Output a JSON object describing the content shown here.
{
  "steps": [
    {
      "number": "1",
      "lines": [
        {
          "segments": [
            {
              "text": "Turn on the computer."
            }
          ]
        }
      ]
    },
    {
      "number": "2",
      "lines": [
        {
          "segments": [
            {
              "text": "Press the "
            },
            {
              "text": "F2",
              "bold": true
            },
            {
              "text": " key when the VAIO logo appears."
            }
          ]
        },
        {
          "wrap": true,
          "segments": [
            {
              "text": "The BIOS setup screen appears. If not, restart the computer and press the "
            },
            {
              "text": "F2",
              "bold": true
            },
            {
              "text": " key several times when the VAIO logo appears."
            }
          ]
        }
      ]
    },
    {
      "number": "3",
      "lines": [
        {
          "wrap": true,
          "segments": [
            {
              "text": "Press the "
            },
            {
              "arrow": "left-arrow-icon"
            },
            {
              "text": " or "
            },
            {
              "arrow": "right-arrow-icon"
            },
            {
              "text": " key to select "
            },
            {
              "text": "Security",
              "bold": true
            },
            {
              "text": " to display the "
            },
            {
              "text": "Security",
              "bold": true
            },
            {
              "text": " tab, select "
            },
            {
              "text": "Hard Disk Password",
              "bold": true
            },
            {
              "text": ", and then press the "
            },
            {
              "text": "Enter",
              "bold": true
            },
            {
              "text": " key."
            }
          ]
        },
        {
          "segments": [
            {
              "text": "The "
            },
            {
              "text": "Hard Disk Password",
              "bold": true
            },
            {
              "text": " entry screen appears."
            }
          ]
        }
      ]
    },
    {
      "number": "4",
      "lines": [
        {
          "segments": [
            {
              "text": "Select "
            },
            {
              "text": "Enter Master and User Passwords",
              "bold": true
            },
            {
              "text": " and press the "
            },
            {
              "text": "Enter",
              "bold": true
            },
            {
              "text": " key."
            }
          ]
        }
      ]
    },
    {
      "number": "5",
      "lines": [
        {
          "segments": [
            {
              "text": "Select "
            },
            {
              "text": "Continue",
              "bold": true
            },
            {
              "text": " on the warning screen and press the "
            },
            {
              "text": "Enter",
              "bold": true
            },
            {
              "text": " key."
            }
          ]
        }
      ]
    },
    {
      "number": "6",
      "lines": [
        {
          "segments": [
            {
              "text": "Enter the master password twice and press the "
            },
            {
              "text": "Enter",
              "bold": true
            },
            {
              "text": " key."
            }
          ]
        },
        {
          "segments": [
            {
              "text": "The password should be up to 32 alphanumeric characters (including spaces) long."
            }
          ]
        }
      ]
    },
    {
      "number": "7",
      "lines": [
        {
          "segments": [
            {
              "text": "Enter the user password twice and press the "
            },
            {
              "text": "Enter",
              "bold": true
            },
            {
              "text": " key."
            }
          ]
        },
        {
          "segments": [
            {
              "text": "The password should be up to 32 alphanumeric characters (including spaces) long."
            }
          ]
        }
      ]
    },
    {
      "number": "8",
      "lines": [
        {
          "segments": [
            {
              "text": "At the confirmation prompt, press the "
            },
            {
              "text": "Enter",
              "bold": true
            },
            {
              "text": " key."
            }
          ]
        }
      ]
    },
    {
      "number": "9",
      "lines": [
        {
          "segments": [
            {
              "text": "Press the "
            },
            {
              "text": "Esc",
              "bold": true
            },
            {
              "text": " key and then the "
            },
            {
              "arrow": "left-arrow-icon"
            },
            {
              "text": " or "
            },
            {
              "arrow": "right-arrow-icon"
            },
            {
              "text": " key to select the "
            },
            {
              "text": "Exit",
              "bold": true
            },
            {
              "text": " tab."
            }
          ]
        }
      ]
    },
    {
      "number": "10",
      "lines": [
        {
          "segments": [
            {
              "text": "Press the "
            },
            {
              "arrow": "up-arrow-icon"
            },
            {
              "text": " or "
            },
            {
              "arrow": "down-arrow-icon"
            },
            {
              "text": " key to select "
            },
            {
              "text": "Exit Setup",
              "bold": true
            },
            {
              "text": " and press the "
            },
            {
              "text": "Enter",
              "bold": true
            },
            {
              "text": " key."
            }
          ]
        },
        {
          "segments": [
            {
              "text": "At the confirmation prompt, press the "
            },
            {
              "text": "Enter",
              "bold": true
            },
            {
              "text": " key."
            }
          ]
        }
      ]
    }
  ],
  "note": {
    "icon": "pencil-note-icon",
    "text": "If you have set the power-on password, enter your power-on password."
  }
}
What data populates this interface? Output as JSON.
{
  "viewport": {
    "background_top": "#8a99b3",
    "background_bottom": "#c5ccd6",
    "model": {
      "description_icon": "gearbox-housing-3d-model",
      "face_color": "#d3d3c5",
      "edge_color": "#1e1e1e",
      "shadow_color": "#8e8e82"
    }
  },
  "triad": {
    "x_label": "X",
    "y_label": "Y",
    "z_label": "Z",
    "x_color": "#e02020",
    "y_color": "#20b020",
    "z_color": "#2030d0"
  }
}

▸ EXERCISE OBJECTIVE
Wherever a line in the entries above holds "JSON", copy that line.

▸ RESULT
Output a JSON object describing the content shown here.
What data populates this interface? Output as JSON.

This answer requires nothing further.